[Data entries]
== Segment start ==

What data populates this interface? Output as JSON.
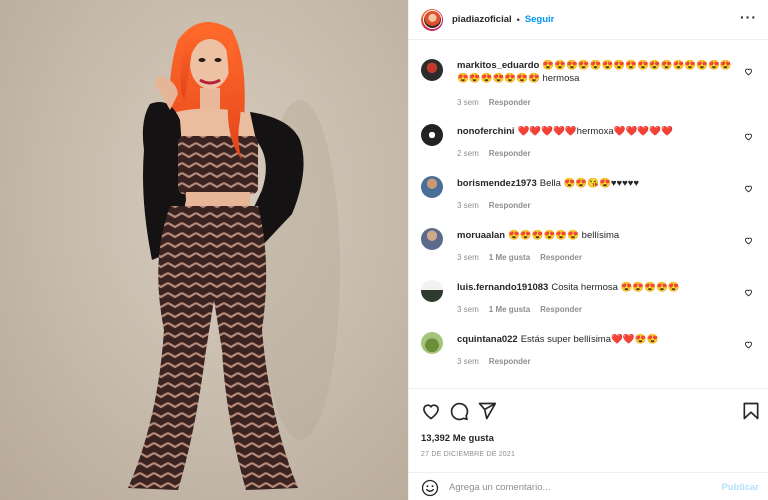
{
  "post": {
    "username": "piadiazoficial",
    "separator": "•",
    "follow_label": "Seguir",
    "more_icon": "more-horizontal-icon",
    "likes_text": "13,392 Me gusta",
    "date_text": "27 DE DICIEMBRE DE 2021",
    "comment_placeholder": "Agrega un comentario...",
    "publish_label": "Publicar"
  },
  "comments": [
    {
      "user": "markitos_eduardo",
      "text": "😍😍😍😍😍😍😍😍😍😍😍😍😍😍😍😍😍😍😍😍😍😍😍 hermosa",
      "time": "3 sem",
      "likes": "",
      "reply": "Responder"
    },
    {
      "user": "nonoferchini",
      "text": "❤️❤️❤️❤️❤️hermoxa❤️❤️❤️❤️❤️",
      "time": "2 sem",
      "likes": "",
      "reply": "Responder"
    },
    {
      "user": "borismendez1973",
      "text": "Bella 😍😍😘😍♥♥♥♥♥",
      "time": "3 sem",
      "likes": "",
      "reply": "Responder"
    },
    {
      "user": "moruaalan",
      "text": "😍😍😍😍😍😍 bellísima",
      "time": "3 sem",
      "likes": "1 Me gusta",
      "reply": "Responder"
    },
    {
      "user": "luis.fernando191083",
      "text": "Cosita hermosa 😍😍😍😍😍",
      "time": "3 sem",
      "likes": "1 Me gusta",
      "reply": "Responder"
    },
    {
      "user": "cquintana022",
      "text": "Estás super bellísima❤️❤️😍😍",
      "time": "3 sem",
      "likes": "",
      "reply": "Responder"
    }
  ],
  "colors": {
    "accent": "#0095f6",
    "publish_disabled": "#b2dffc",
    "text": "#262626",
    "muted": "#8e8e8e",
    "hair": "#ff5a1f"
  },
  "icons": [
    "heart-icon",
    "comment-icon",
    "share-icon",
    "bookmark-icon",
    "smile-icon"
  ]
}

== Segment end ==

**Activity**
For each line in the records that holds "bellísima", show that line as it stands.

**Exercise output**
      "text": "😍😍😍😍😍😍 bellísima",
      "text": "Estás super bellísima❤️❤️😍😍",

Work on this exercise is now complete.